Black swallowtail butterfly, "Papilio polyxenes", June 2011, London, ON
(Photo: N. Zitani and Greg Thorn)
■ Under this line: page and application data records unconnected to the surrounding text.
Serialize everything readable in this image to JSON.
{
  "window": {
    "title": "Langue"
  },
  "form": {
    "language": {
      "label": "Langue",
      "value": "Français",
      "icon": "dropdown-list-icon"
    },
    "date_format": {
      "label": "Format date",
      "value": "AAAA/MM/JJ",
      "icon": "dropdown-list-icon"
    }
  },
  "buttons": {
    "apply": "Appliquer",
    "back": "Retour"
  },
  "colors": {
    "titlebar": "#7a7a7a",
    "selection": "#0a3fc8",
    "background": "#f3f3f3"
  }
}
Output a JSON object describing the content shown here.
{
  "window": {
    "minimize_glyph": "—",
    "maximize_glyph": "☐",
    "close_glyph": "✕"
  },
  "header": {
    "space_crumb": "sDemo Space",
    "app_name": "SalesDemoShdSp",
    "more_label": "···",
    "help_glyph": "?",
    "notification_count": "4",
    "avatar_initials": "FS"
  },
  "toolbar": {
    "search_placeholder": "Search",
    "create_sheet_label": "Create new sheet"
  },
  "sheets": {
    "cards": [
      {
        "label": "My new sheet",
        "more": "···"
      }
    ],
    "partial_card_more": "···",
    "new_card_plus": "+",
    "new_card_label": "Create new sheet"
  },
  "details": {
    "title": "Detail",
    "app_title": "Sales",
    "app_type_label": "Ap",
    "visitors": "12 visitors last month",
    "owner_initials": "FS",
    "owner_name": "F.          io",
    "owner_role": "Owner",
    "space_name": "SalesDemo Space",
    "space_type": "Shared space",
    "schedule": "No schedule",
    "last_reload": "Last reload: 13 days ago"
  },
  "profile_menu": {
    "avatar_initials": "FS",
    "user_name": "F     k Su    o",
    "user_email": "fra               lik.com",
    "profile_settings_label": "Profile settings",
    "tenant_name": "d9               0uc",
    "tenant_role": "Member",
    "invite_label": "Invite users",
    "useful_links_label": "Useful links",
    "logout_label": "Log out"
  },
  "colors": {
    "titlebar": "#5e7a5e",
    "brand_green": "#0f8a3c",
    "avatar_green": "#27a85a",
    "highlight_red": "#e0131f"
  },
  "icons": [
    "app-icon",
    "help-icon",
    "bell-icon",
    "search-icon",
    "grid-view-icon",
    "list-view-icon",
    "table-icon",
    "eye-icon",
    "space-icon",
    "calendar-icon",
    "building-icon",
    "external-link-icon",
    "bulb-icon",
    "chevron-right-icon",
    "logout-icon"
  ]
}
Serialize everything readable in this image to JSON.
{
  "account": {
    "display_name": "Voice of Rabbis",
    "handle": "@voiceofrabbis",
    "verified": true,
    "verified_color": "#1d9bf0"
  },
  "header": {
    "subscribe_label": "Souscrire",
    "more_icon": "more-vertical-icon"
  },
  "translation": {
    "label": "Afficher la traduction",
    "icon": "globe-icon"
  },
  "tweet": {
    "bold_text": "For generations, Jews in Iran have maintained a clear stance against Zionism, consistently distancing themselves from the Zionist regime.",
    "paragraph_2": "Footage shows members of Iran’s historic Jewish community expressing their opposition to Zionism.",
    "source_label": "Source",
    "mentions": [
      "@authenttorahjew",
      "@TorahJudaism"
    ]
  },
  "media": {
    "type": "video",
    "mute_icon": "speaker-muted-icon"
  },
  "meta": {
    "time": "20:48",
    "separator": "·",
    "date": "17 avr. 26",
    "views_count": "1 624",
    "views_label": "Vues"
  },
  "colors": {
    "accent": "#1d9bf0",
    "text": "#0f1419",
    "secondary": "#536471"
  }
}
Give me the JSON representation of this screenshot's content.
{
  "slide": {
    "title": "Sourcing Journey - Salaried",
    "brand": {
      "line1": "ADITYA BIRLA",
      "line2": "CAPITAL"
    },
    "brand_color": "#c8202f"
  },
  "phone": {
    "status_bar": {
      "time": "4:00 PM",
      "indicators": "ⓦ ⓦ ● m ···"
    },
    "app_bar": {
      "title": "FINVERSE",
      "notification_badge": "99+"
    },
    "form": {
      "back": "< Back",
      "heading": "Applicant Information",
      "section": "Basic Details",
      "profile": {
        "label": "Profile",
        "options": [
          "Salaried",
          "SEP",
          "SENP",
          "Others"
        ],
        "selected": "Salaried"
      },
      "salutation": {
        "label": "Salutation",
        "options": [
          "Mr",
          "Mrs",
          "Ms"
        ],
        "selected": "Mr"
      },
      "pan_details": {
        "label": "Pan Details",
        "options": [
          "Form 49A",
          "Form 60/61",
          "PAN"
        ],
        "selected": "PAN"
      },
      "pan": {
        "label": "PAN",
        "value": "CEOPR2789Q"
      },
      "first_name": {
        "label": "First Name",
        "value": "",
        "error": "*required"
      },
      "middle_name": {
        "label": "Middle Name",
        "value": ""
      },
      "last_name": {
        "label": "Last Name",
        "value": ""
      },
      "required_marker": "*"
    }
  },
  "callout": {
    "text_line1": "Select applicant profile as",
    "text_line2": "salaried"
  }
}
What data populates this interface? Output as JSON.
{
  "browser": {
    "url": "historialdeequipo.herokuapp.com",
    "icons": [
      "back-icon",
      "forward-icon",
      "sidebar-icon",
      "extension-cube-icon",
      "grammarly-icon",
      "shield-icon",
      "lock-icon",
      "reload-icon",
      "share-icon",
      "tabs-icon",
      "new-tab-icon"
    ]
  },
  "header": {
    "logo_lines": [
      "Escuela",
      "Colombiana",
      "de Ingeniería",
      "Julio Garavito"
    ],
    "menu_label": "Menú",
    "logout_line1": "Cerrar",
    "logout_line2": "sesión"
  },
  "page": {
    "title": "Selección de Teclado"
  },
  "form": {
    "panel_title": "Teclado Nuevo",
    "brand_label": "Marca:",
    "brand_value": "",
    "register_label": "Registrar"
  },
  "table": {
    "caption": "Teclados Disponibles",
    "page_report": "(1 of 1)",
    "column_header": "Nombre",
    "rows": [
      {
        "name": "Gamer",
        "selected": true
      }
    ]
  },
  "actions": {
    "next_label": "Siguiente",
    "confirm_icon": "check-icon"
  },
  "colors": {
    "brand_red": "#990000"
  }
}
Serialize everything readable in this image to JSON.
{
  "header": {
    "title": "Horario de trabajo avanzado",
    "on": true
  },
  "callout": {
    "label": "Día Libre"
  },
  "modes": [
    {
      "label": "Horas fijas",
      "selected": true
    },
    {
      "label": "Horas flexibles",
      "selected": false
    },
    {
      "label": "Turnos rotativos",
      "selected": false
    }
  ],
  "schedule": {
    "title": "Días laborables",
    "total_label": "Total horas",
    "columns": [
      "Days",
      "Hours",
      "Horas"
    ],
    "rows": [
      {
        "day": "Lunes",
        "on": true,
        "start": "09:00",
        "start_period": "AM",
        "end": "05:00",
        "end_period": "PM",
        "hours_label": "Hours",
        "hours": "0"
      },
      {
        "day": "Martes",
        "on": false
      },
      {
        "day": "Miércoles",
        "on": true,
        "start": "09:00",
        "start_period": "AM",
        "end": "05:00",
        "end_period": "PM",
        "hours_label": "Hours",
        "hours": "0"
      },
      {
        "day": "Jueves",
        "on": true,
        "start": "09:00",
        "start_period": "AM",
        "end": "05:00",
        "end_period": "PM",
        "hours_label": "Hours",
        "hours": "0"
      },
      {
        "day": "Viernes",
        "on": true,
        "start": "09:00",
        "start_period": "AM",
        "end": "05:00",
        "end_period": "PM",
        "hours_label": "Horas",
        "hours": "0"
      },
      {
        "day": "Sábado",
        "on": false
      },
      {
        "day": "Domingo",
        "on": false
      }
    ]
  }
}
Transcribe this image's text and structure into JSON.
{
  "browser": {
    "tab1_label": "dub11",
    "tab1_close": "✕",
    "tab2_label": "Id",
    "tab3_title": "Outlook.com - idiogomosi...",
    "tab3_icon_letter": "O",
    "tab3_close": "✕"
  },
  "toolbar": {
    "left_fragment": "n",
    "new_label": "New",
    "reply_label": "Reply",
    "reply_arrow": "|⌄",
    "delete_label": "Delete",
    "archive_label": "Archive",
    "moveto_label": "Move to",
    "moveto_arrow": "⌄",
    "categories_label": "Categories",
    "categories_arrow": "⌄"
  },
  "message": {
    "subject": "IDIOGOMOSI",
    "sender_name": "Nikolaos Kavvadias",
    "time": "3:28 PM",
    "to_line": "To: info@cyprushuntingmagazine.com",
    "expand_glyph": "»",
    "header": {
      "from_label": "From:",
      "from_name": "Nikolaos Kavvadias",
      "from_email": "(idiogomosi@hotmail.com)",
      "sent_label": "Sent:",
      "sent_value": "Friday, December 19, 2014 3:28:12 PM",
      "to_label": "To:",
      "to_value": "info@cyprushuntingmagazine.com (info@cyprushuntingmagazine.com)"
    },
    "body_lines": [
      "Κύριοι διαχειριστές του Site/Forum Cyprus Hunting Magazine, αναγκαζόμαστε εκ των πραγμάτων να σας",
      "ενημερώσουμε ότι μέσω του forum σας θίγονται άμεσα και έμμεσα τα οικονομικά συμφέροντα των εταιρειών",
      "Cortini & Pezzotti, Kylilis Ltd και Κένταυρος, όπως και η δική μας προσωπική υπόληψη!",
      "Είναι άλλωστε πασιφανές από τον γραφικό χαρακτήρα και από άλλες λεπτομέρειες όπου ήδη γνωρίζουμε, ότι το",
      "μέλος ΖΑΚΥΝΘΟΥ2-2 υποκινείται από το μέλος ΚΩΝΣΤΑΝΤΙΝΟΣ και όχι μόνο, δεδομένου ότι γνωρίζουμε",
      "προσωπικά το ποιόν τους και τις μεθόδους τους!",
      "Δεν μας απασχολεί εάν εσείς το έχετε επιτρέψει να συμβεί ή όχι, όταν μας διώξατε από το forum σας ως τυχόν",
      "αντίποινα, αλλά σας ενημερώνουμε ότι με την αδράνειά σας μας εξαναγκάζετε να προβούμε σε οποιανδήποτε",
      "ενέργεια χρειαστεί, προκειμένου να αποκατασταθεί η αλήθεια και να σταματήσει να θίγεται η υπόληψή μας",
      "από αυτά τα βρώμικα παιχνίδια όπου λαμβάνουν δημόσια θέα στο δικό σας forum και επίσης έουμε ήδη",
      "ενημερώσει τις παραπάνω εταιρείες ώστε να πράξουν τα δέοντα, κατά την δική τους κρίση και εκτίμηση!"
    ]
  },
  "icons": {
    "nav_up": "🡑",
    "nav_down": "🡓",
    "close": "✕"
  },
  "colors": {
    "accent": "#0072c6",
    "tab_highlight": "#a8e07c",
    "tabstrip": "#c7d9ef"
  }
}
When was the last time you saw a black swallowtail butterfly in your garden? (When was the last time you saw a black swallowtail butterfly anywhere?). The image above features this stunning native butterfly from our biodiversity garden in late spring 2011. In the lower right corner of the image you can see one of the distinct black-centered, orange eye-spots that are characteristic of the hind wings of black swallowtails. This species is considered common, yet we have seen only two or three in the four years we have been growing our biodiversity garden. Their caterpillars feed mainly on the leaves of species in the carrot, or parsley family (family Apiaceae). They are one of the few native North American butterflies whose caterpillars successfully feed on non-native plant species, such as the invasive and noxious Queen Anne's lace (Daucus carota). As development of our lands increases, habitat for butterflies and other wildlife decreases. Can we depend on our governments to protect enough land to provide sufficient habitat for our native wildlife? Think about the idea of providing butterfly habitat in your own back yard. This spring, plant Golden Alexanders (Zizia aurea), a species in the carrot family that is native to southern Ontario, and a food source for the black swallowtail caterpillar. You could have this gorgeous butterfly in your garden this year!